The single most beneficial thing to your eyesight, the one thing you should do to improve your vision, is go outside, and … pull focus (if you don’t know what that means, check out the active focus link list for a quick primer).
I blow through 3 hours of close-up time several times a day (on some days). I’ve done it more than I do these days. Still, I have 20/20 uncorrected vision (instead of the -5D high myopia I started with).
Some of our students have eight, ten, and more hours of close-up, almost every day. And still they are reporting steady improvements in their eyesight. I suggest that you look at cutting back close-up when there are other alternatives (such as finding hobbies besides gaming, for your spare time). You can self-assess the benefits of such change, by measuring your centimeter distance, so that’s up to you.
But going outside, and pulling focus, is the stimulus that improves your vision.
Granted, you have to get rid of ciliary spasm, that’s a must.
You can self-assess that one easily, as well.
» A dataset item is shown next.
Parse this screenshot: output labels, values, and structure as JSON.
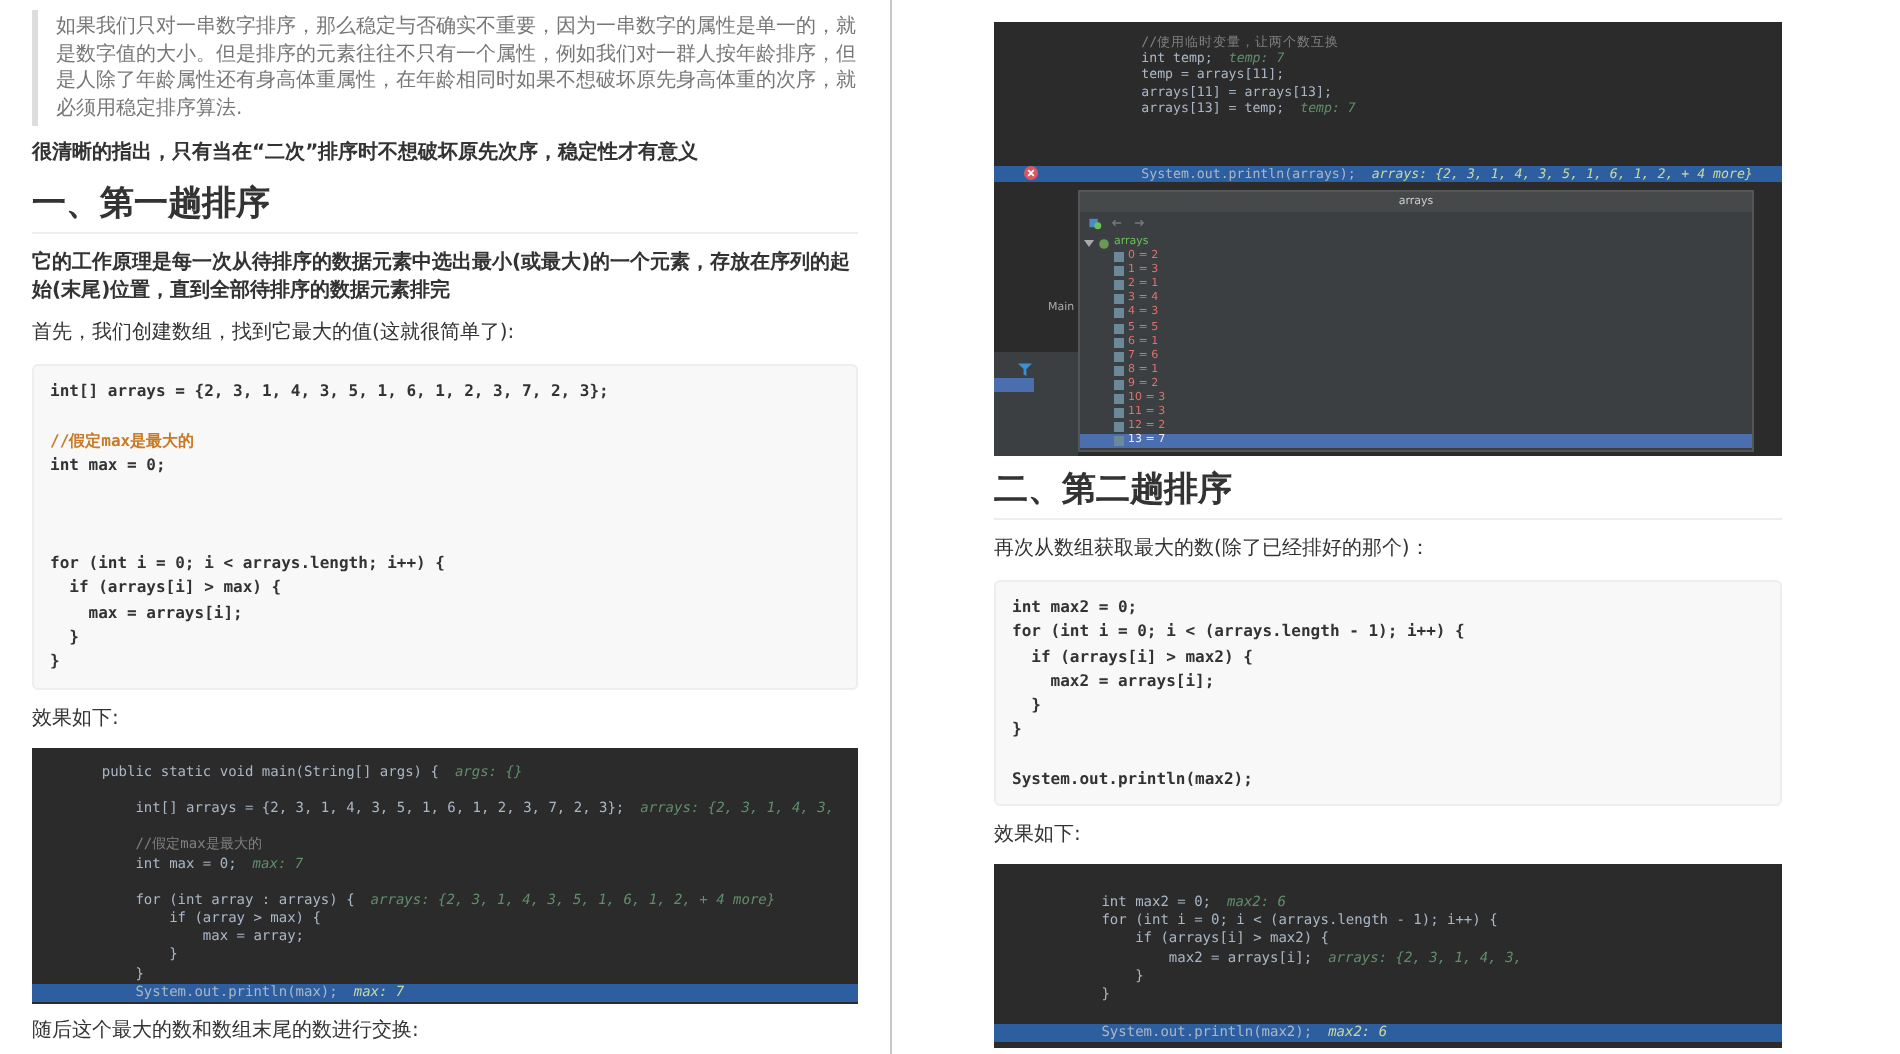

Pick a sign outside you can just barely read, before starting close-up time. When you take a break, go check the sign. Clarity the same? Great, no ciliary spasm. Way blurrier? You need to get outside and get rid of that focusing muscle lock-up before getting back to the screen. That’s no big deal and with a few weeks of checking and working on that little habit, it’ll be second nature in no-time.
So if you know that you have little or no ciliary muscle spasm, then nothing is in the way for positive stimulus to effectively improve your vision.
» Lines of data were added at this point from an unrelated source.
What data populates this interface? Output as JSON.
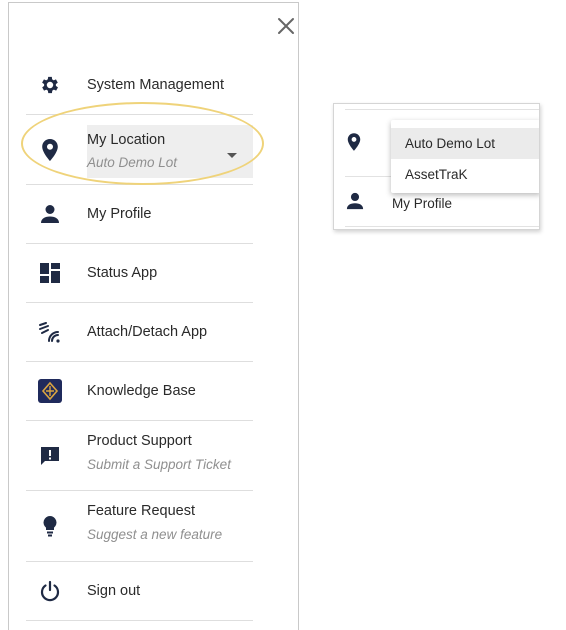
{
  "menu": {
    "items": [
      {
        "id": "system-management",
        "label": "System Management"
      },
      {
        "id": "my-location",
        "label": "My Location",
        "selected_value": "Auto Demo Lot"
      },
      {
        "id": "my-profile",
        "label": "My Profile"
      },
      {
        "id": "status-app",
        "label": "Status App"
      },
      {
        "id": "attach-detach-app",
        "label": "Attach/Detach App"
      },
      {
        "id": "knowledge-base",
        "label": "Knowledge Base"
      },
      {
        "id": "product-support",
        "label": "Product Support",
        "sub": "Submit a Support Ticket"
      },
      {
        "id": "feature-request",
        "label": "Feature Request",
        "sub": "Suggest a new feature"
      },
      {
        "id": "sign-out",
        "label": "Sign out"
      }
    ]
  },
  "location_dropdown": {
    "options": [
      "Auto Demo Lot",
      "AssetTraK"
    ],
    "selected": "Auto Demo Lot",
    "profile_label": "My Profile"
  },
  "colors": {
    "icon": "#1f2a44",
    "highlight": "#efd37a",
    "kb_tile": "#1f2a5c",
    "kb_logo": "#d9a441"
  }
}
And that’s the outdoor time.
Bear in mind that multi diopter myopia means axial elongation of the eyeball (in most cases). The eye elongates because the stimulus (hyperopic defocus) tells it to, but that’s not the shape the eye wants to be in. Tension in the attachment of your retina due to elongated eyeball is what causes lattice degeneration and retinal detachment, and axial elongation also plays a notable role in glaucoma and other vision health problems. The biology knows the elongated eyeball is wrong, and wants to reverse that axial elongation.
All you need to do is to give the eye permission to do so, by providing the stimulus that says ‘yes shorter is better’.
And that is … you know it. Going outside, and pulling focus.
Just going outside alone isn’t going to do it (sorry, overblown outdoor myopia study quoting pseudo-journalists!). Axial change of the eyeball is all about stimulus, and the focus work is that stimulus. It’s the incredibly simple, entirely un-patentable, un-product-packaging-able, un-license-required-medical-advice-able, truth. Go outside, pull focus.
The stimulus only works if you’re not having a locked focusing muscle preventing it from doing its job. That as we just discussed, the prerequisite.
If you need 10 hours of close-up, but you take breaks at 3 hours or less and get outside, if you make sure there’s no ciliary spasm carried around all day, if you challenge yourself for distance focus, consistently, every day, if you keep a log of centimeters and distance vision improvement, your eyes will go back to the shape that they want to be in. It’s as simple as that.
All that said, try not to binge on close-up. It’s way easier to find new interests and build outdoor habits if you address at least a little bit of Internet addictions, while you’re at it.
That’s it. I tell you how it is, the rest is up to you.